Sister leadership is vital in ensuring an appropriate team culture, says Jean White
I recently attended a thought-provoking lecture on the lessons to be learnt from the care failures at Mid Staffordshire Foundation Trust in 2005-09, which are undergoing further examination by the second Francis Inquiry.
One issue that stood out was the importance of the culture that pervaded the organisation at the time and how it was a major cause of system-wide failures.
Simply put, an organisation’s culture should guide how employees behave and, most importantly, prioritise matters that are valued most.
In health organisations, this should include putting patients’ needs first and prioritising the delivery of safe, cost effective and compassionate care. Leaders from board to ward and at team level should understand and reinforce the organisation’s cultural beliefs and values so everyone has a common purpose - the delivery of excellent patient care.
‘Leaders cannot be seen to cut corners or turn a blind eye to poor practice, as this sets the pattern of behaviour for the whole team’
What does this mean at ward or team level? I offer the following reflections.
Sister/charge nurse leadership is essential in ensuring team culture is appropriate. This includes role modelling behaviour they expect to see, setting standards for team performance and addressing any lapses swiftly. Leaders cannot be seen to cut corners or turn a blind eye to poor practice, as this sets the pattern of behaviour for the whole team. These clinical leaders should aspire to motivate and inspire their teams to deliver consistently great care.
All staff should have an annual appraisal, however hard this is to achieve in busy clinical areas. This is important as appraisals offer opportunities for constructive discussions on performance to identify further development to enable the individual to continue to grow.
It is particularly difficult for team members to speak out when they see colleagues failing to undertake their role appropriately. It becomes easier to speak up if the culture in that team promotes open dialogue - telling colleagues when they’ve done well and challenging poor performance. This is something that should be discussed within the team and ground rules agreed on - I don’t deny that this takes a degree of maturity and confidence in team members that may not necessarily be there.
Problems certainly increase when a culture of fear pervades and stops people speaking up. Recognition of a job well done by your peers can be a strong motivator and should not be dismissed.
Complacency is a serious problem in any team that aspires to give great care and must be guarded against. Another reflection from Mid Staffordshire is that a stable workforce with little turnover is not always a good thing. This resonated strongly with me - teams that have been together a long time often develop set patterns of working and relating to one another that breed complacency and stifle the ability to challenge. Even when an organisation’s turnover is low, there should be internal movement of staff to bring fresh perspectives to care environments.
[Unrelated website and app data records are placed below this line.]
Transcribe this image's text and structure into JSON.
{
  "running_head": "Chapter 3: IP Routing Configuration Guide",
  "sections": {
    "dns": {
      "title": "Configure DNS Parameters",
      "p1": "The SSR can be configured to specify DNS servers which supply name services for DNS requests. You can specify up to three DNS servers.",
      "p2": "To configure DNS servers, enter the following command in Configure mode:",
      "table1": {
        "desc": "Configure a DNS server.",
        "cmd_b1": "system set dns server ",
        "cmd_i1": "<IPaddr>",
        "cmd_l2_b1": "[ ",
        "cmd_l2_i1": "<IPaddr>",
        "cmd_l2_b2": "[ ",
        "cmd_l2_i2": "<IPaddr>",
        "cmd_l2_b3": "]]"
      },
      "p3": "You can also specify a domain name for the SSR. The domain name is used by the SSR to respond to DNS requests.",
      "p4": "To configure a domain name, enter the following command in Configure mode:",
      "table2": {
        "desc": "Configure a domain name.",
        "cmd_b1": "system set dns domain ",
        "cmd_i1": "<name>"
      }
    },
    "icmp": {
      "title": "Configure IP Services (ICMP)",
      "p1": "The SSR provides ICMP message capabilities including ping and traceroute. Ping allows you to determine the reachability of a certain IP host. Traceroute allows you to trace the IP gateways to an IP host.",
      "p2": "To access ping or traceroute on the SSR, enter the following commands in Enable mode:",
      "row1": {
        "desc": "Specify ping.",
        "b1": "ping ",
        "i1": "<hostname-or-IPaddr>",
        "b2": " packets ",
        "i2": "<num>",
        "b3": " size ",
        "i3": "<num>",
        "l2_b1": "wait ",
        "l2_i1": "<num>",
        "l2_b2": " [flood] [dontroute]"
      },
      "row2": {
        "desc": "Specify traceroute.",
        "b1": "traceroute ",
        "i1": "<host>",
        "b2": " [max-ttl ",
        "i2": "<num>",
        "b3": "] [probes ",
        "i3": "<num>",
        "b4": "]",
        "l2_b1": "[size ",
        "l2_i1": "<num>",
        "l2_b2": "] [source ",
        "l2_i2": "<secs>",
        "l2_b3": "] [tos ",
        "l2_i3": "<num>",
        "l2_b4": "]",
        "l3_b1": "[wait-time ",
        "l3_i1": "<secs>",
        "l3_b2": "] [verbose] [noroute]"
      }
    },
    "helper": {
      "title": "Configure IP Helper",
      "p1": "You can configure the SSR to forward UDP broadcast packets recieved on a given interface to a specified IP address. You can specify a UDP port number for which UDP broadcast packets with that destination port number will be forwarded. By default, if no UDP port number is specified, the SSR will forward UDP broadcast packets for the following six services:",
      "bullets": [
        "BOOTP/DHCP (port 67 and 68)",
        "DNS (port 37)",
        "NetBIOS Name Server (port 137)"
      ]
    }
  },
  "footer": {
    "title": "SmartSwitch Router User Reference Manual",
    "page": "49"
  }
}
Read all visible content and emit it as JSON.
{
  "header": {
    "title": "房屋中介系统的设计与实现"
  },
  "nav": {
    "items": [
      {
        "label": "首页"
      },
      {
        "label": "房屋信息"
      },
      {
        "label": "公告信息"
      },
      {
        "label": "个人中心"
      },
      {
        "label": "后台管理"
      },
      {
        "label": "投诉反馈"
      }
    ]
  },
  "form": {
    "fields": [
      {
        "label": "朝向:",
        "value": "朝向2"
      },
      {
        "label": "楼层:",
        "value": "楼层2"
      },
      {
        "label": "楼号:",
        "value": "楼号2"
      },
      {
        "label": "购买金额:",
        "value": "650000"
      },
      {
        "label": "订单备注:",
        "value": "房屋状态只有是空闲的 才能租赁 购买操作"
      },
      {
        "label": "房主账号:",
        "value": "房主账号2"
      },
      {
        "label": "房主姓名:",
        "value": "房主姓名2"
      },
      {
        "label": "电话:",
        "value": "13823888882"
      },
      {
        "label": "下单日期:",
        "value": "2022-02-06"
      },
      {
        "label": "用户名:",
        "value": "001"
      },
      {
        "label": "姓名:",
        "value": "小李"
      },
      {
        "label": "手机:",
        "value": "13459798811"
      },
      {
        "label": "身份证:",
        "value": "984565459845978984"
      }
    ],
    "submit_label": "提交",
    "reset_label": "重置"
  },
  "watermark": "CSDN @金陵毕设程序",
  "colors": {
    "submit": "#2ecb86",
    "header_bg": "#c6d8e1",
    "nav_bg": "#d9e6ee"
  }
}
Students deserve excellent mentors and clinical experience to build confidence and ensure competence on qualifying. The culture of health organisations must be positive so the right values and beliefs are instilled. Mentors therefore need to be supported and recognised for the important work they do.
In Wales, work is under way to explore professionalism in nursing and what influences the behaviour of nurses. Part of this programme is a formal evaluation of the national ward sister/charge nurse leadership development programme. I look forward to the insights this work will give when it reports this autumn.
Jean White is chief nursing officer for Wales